TASK DIRECTIONS:
Return all of the entries below exactly as they are given.

DATASET RECORDS below:

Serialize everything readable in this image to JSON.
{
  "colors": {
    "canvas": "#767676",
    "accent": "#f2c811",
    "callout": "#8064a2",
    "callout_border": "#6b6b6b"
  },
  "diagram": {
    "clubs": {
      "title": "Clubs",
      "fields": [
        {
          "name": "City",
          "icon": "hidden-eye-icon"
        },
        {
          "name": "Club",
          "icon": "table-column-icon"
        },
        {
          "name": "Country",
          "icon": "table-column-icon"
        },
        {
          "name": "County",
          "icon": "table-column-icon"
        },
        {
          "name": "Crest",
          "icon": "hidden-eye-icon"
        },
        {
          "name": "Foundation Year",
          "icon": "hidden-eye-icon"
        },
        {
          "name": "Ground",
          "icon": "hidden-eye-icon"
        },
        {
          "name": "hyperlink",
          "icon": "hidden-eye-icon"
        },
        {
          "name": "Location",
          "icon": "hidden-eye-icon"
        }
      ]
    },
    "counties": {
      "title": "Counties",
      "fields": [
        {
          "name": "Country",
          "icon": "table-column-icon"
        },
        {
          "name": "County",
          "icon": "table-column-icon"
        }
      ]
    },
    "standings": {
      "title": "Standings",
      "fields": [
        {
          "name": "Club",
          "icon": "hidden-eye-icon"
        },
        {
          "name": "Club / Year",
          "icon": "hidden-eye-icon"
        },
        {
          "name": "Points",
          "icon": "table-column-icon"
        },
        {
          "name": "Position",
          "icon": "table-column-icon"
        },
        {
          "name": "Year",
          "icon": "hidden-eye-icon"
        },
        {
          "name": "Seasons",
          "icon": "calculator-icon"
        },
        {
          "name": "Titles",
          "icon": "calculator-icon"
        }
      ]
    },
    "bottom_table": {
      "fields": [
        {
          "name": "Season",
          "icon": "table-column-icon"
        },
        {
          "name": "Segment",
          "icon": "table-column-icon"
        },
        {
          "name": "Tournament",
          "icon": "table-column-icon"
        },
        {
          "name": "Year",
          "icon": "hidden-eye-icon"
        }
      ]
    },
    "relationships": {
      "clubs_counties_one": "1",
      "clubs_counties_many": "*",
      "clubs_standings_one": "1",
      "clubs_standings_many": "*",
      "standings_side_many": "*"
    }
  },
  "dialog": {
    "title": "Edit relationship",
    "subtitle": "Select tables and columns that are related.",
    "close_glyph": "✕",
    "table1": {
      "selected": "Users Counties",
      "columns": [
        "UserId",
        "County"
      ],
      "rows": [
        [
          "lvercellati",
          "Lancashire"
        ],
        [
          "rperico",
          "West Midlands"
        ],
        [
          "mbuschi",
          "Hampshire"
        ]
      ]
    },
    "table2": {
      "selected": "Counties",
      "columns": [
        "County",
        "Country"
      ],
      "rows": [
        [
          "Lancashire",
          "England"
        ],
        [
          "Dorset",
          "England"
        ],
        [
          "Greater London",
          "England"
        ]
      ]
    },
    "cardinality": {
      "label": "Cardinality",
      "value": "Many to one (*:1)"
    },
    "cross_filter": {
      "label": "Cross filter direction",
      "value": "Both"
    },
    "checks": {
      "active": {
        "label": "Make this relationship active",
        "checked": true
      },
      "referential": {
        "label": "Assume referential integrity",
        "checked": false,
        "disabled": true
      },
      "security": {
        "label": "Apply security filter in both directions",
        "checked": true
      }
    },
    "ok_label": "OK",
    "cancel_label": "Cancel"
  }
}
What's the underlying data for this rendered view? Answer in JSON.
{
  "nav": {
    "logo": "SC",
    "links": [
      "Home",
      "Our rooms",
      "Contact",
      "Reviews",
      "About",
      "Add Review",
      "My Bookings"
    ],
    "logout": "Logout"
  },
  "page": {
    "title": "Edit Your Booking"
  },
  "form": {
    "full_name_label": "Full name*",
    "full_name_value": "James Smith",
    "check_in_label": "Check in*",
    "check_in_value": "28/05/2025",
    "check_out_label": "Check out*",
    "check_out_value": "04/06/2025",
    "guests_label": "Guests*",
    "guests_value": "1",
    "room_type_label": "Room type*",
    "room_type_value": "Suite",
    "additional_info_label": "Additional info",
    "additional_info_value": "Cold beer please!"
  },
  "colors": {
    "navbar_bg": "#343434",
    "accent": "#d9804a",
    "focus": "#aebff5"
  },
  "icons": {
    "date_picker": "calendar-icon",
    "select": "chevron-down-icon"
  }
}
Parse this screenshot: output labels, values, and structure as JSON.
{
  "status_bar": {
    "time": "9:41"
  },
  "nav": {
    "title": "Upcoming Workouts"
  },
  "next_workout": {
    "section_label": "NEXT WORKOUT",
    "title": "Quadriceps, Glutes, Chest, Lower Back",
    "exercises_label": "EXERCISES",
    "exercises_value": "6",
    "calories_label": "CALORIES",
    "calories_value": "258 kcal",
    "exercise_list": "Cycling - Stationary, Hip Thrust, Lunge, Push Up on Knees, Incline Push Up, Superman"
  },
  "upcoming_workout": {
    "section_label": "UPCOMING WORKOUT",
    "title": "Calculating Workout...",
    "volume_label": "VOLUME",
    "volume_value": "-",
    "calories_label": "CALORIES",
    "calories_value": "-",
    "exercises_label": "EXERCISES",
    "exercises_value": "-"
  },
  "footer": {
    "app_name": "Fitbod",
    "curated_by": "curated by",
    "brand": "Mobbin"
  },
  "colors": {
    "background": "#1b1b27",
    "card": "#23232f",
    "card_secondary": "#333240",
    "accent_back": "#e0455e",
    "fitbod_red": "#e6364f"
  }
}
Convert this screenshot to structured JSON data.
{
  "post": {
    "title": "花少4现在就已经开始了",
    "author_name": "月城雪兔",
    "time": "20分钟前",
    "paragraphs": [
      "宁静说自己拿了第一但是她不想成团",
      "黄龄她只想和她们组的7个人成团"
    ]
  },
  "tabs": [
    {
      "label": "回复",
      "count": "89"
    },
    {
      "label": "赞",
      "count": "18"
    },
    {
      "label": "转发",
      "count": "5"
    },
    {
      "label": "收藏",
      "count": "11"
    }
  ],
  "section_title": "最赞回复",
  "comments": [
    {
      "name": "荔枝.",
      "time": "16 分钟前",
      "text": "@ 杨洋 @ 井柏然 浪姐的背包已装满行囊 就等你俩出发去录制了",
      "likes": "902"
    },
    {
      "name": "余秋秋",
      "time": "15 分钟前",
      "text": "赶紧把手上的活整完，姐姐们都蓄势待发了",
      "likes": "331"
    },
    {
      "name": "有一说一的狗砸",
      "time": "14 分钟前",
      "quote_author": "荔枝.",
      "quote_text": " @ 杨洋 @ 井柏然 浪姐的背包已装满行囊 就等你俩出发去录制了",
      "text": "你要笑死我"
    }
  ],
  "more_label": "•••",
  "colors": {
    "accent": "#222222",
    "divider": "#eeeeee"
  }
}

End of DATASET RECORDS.

WRITTEN SOLUTION:
Serialize everything readable in this image to JSON.
{
  "colors": {
    "canvas": "#767676",
    "accent": "#f2c811",
    "callout": "#8064a2",
    "callout_border": "#6b6b6b"
  },
  "diagram": {
    "clubs": {
      "title": "Clubs",
      "fields": [
        {
          "name": "City",
          "icon": "hidden-eye-icon"
        },
        {
          "name": "Club",
          "icon": "table-column-icon"
        },
        {
          "name": "Country",
          "icon": "table-column-icon"
        },
        {
          "name": "County",
          "icon": "table-column-icon"
        },
        {
          "name": "Crest",
          "icon": "hidden-eye-icon"
        },
        {
          "name": "Foundation Year",
          "icon": "hidden-eye-icon"
        },
        {
          "name": "Ground",
          "icon": "hidden-eye-icon"
        },
        {
          "name": "hyperlink",
          "icon": "hidden-eye-icon"
        },
        {
          "name": "Location",
          "icon": "hidden-eye-icon"
        }
      ]
    },
    "counties": {
      "title": "Counties",
      "fields": [
        {
          "name": "Country",
          "icon": "table-column-icon"
        },
        {
          "name": "County",
          "icon": "table-column-icon"
        }
      ]
    },
    "standings": {
      "title": "Standings",
      "fields": [
        {
          "name": "Club",
          "icon": "hidden-eye-icon"
        },
        {
          "name": "Club / Year",
          "icon": "hidden-eye-icon"
        },
        {
          "name": "Points",
          "icon": "table-column-icon"
        },
        {
          "name": "Position",
          "icon": "table-column-icon"
        },
        {
          "name": "Year",
          "icon": "hidden-eye-icon"
        },
        {
          "name": "Seasons",
          "icon": "calculator-icon"
        },
        {
          "name": "Titles",
          "icon": "calculator-icon"
        }
      ]
    },
    "bottom_table": {
      "fields": [
        {
          "name": "Season",
          "icon": "table-column-icon"
        },
        {
          "name": "Segment",
          "icon": "table-column-icon"
        },
        {
          "name": "Tournament",
          "icon": "table-column-icon"
        },
        {
          "name": "Year",
          "icon": "hidden-eye-icon"
        }
      ]
    },
    "relationships": {
      "clubs_counties_one": "1",
      "clubs_counties_many": "*",
      "clubs_standings_one": "1",
      "clubs_standings_many": "*",
      "standings_side_many": "*"
    }
  },
  "dialog": {
    "title": "Edit relationship",
    "subtitle": "Select tables and columns that are related.",
    "close_glyph": "✕",
    "table1": {
      "selected": "Users Counties",
      "columns": [
        "UserId",
        "County"
      ],
      "rows": [
        [
          "lvercellati",
          "Lancashire"
        ],
        [
          "rperico",
          "West Midlands"
        ],
        [
          "mbuschi",
          "Hampshire"
        ]
      ]
    },
    "table2": {
      "selected": "Counties",
      "columns": [
        "County",
        "Country"
      ],
      "rows": [
        [
          "Lancashire",
          "England"
        ],
        [
          "Dorset",
          "England"
        ],
        [
          "Greater London",
          "England"
        ]
      ]
    },
    "cardinality": {
      "label": "Cardinality",
      "value": "Many to one (*:1)"
    },
    "cross_filter": {
      "label": "Cross filter direction",
      "value": "Both"
    },
    "checks": {
      "active": {
        "label": "Make this relationship active",
        "checked": true
      },
      "referential": {
        "label": "Assume referential integrity",
        "checked": false,
        "disabled": true
      },
      "security": {
        "label": "Apply security filter in both directions",
        "checked": true
      }
    },
    "ok_label": "OK",
    "cancel_label": "Cancel"
  }
}
What's the underlying data for this rendered view? Answer in JSON.
{
  "nav": {
    "logo": "SC",
    "links": [
      "Home",
      "Our rooms",
      "Contact",
      "Reviews",
      "About",
      "Add Review",
      "My Bookings"
    ],
    "logout": "Logout"
  },
  "page": {
    "title": "Edit Your Booking"
  },
  "form": {
    "full_name_label": "Full name*",
    "full_name_value": "James Smith",
    "check_in_label": "Check in*",
    "check_in_value": "28/05/2025",
    "check_out_label": "Check out*",
    "check_out_value": "04/06/2025",
    "guests_label": "Guests*",
    "guests_value": "1",
    "room_type_label": "Room type*",
    "room_type_value": "Suite",
    "additional_info_label": "Additional info",
    "additional_info_value": "Cold beer please!"
  },
  "colors": {
    "navbar_bg": "#343434",
    "accent": "#d9804a",
    "focus": "#aebff5"
  },
  "icons": {
    "date_picker": "calendar-icon",
    "select": "chevron-down-icon"
  }
}
Parse this screenshot: output labels, values, and structure as JSON.
{
  "status_bar": {
    "time": "9:41"
  },
  "nav": {
    "title": "Upcoming Workouts"
  },
  "next_workout": {
    "section_label": "NEXT WORKOUT",
    "title": "Quadriceps, Glutes, Chest, Lower Back",
    "exercises_label": "EXERCISES",
    "exercises_value": "6",
    "calories_label": "CALORIES",
    "calories_value": "258 kcal",
    "exercise_list": "Cycling - Stationary, Hip Thrust, Lunge, Push Up on Knees, Incline Push Up, Superman"
  },
  "upcoming_workout": {
    "section_label": "UPCOMING WORKOUT",
    "title": "Calculating Workout...",
    "volume_label": "VOLUME",
    "volume_value": "-",
    "calories_label": "CALORIES",
    "calories_value": "-",
    "exercises_label": "EXERCISES",
    "exercises_value": "-"
  },
  "footer": {
    "app_name": "Fitbod",
    "curated_by": "curated by",
    "brand": "Mobbin"
  },
  "colors": {
    "background": "#1b1b27",
    "card": "#23232f",
    "card_secondary": "#333240",
    "accent_back": "#e0455e",
    "fitbod_red": "#e6364f"
  }
}
Convert this screenshot to structured JSON data.
{
  "post": {
    "title": "花少4现在就已经开始了",
    "author_name": "月城雪兔",
    "time": "20分钟前",
    "paragraphs": [
      "宁静说自己拿了第一但是她不想成团",
      "黄龄她只想和她们组的7个人成团"
    ]
  },
  "tabs": [
    {
      "label": "回复",
      "count": "89"
    },
    {
      "label": "赞",
      "count": "18"
    },
    {
      "label": "转发",
      "count": "5"
    },
    {
      "label": "收藏",
      "count": "11"
    }
  ],
  "section_title": "最赞回复",
  "comments": [
    {
      "name": "荔枝.",
      "time": "16 分钟前",
      "text": "@ 杨洋 @ 井柏然 浪姐的背包已装满行囊 就等你俩出发去录制了",
      "likes": "902"
    },
    {
      "name": "余秋秋",
      "time": "15 分钟前",
      "text": "赶紧把手上的活整完，姐姐们都蓄势待发了",
      "likes": "331"
    },
    {
      "name": "有一说一的狗砸",
      "time": "14 分钟前",
      "quote_author": "荔枝.",
      "quote_text": " @ 杨洋 @ 井柏然 浪姐的背包已装满行囊 就等你俩出发去录制了",
      "text": "你要笑死我"
    }
  ],
  "more_label": "•••",
  "colors": {
    "accent": "#222222",
    "divider": "#eeeeee"
  }
}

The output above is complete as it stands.